Search the records below for the string "Last", and report each line that contains it.

[App and web page records]
◆ ◆ ◆ ◆

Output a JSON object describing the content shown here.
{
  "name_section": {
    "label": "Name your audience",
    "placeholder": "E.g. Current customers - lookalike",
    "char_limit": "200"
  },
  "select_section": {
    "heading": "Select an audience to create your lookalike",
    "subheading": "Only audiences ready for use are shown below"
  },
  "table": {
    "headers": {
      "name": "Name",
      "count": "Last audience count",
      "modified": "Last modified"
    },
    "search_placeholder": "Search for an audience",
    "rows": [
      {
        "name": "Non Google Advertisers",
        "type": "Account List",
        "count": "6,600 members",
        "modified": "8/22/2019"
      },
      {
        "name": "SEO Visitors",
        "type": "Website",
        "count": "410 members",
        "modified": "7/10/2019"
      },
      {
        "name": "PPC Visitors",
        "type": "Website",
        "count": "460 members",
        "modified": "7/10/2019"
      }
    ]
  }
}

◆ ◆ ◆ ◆

> _RESULT_
      "count": "Last audience count",
      "modified": "Last modified"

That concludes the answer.